The city is considering constructing a reservoir about half the size of the one on Hyalite Creek to add to the city's water supply.
Deb Stephenson, of WestWater Research, said a landowner near Gallatin Gateway is proposing to lease or sell the city rights to water on a 500-acre property. The Farmer's and West Gallatin canals run through the land, she said, and both surface-storage and underground reservoirs could be constructed.
Doug Chandler, of Bozeman-based Allied Engineering, suggested the city take water from Sourdough Creek and store it in the Madison aquifer. He said small dams could be built on the creek, and, beneath the ground, the creek bed and aquifer could be hydraulically fractured and expanded to hold more water.
But both proposals, like the city's plan to build a larger dam, would come with legal challenges.
"Anything you do will be based on whether you are harming anyone else with a water right and how you're able to mitigate that," water rights attorney Cal Erb told city commissioners.
Constructing a dam and reservoir on Sourdough Creek could be, well, "damn hard," considering the possible legal roadblocks, said Dave Schmidt, a consultant with Helena-based Water Right Solutions.
In addition to weighing protests from environmentalists, farmers who use the water system for irrigation and others, such as a Great Falls power company that is a significant user, may object, Erb and Schmidt said.
City commissioners did not take any action on the issue Monday night. The meeting was intended for commissioners to learn about the issue and hear from city staff, legal consultants and the public. About two dozen people attended the meeting.
The reservoir the city is proposing to build would be around 100 acres in surface area and would be located downstream from the old Mystic Lake dam. The Mystic Lake dam was breached by a landslide in 1984 and knocked down in 1985.

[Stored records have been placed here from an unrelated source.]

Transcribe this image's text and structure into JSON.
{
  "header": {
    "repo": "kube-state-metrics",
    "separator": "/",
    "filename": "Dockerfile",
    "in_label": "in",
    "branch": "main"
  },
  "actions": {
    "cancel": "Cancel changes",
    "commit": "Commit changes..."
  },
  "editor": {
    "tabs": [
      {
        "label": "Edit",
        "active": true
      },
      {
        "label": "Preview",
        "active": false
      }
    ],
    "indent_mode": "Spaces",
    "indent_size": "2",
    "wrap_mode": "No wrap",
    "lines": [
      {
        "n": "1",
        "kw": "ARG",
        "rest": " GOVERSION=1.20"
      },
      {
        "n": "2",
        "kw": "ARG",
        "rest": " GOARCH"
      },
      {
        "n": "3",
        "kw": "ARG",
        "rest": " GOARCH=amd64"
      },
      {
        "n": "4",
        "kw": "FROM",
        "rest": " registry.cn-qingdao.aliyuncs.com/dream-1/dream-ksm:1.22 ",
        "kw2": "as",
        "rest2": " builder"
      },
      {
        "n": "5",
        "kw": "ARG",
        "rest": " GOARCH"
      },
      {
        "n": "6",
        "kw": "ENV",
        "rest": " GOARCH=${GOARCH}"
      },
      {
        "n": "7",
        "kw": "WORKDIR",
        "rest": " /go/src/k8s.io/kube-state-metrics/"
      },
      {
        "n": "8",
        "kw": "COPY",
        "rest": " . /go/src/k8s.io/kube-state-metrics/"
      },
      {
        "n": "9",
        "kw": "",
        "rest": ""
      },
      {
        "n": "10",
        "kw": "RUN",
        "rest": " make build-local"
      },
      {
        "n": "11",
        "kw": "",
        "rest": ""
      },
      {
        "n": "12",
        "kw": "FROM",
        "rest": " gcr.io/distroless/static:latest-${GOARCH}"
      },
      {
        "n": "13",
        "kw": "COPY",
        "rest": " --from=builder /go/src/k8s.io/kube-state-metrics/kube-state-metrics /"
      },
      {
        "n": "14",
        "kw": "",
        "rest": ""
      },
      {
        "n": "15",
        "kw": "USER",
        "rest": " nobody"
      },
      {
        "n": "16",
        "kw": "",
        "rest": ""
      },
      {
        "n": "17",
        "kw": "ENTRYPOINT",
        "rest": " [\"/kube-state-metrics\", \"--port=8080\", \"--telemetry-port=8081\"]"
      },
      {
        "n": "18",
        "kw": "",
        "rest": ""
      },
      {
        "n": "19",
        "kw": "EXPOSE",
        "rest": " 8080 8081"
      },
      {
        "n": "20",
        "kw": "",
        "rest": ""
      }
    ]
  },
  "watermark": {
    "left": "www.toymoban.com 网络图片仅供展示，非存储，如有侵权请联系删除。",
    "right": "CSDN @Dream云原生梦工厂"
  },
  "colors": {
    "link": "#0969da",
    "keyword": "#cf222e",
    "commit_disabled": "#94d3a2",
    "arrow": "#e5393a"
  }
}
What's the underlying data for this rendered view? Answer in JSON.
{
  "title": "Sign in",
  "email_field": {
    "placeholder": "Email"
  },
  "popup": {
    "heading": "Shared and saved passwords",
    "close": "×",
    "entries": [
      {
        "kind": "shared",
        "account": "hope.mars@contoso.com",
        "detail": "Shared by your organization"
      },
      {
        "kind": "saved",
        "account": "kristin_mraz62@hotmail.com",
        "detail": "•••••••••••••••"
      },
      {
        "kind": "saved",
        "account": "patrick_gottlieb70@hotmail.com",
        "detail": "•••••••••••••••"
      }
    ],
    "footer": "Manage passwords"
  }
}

The added water supply would allow Bozeman to grow to about 80,000 people, city officials said. The city's current population is about half that.

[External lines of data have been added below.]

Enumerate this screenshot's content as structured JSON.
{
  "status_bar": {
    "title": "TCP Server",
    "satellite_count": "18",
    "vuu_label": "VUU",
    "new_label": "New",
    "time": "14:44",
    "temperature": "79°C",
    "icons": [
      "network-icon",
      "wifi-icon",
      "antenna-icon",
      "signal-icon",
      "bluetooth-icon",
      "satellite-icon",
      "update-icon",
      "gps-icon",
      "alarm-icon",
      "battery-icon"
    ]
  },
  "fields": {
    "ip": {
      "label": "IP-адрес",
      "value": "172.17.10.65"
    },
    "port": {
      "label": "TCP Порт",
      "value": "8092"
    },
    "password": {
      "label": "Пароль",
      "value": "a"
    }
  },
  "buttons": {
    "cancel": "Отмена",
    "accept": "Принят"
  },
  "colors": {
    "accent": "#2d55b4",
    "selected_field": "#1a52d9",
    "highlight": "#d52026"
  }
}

Amanda Ricker can be reached at firstname.lastname@example.org or 582-2628.